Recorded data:
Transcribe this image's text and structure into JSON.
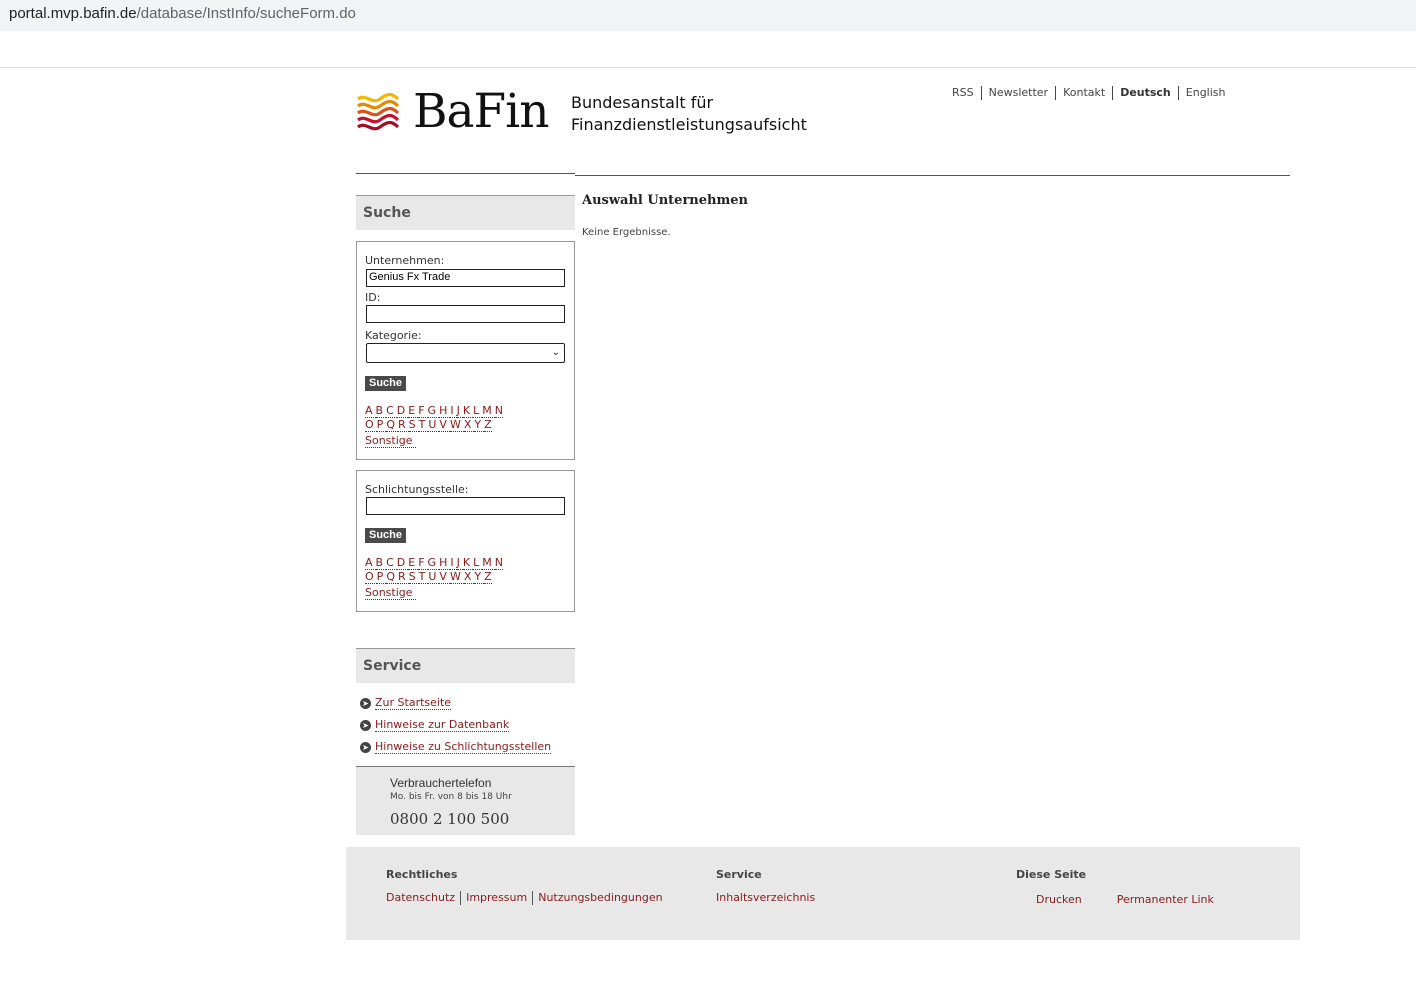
{
  "browser": {
    "url_host": "portal.mvp.bafin.de",
    "url_path": "/database/InstInfo/sucheForm.do"
  },
  "header": {
    "logo_word": "BaFin",
    "logo_sub_line1": "Bundesanstalt für",
    "logo_sub_line2": "Finanzdienstleistungsaufsicht",
    "meta_nav": [
      "RSS",
      "Newsletter",
      "Kontakt",
      "Deutsch",
      "English"
    ],
    "active_language": "Deutsch",
    "brand_colors": {
      "red": "#c8102e",
      "yellow": "#f2b700"
    }
  },
  "sidebar": {
    "search_heading": "Suche",
    "company_form": {
      "company_label": "Unternehmen:",
      "company_value": "Genius Fx Trade",
      "id_label": "ID:",
      "id_value": "",
      "category_label": "Kategorie:",
      "category_value": "",
      "submit_label": "Suche"
    },
    "arbitration_form": {
      "label": "Schlichtungsstelle:",
      "value": "",
      "submit_label": "Suche"
    },
    "alphabet_row1": [
      "A",
      "B",
      "C",
      "D",
      "E",
      "F",
      "G",
      "H",
      "I",
      "J",
      "K",
      "L",
      "M",
      "N"
    ],
    "alphabet_row2": [
      "O",
      "P",
      "Q",
      "R",
      "S",
      "T",
      "U",
      "V",
      "W",
      "X",
      "Y",
      "Z"
    ],
    "other_label": "Sonstige",
    "service_heading": "Service",
    "service_links": [
      "Zur Startseite",
      "Hinweise zur Datenbank",
      "Hinweise zu Schlichtungsstellen"
    ],
    "phone": {
      "title": "Verbrauchertelefon",
      "hours": "Mo. bis Fr. von 8 bis 18 Uhr",
      "number": "0800 2 100 500"
    }
  },
  "main": {
    "title": "Auswahl Unternehmen",
    "result_text": "Keine Ergebnisse."
  },
  "footer": {
    "legal_heading": "Rechtliches",
    "legal_links": [
      "Datenschutz",
      "Impressum",
      "Nutzungsbedingungen"
    ],
    "service_heading": "Service",
    "service_links": [
      "Inhaltsverzeichnis"
    ],
    "page_heading": "Diese Seite",
    "page_links": [
      "Drucken",
      "Permanenter Link"
    ]
  }
}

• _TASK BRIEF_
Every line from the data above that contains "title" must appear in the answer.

• _OUTPUT OF THE TASK_
      "title": "Verbrauchertelefon",
    "title": "Auswahl Unternehmen",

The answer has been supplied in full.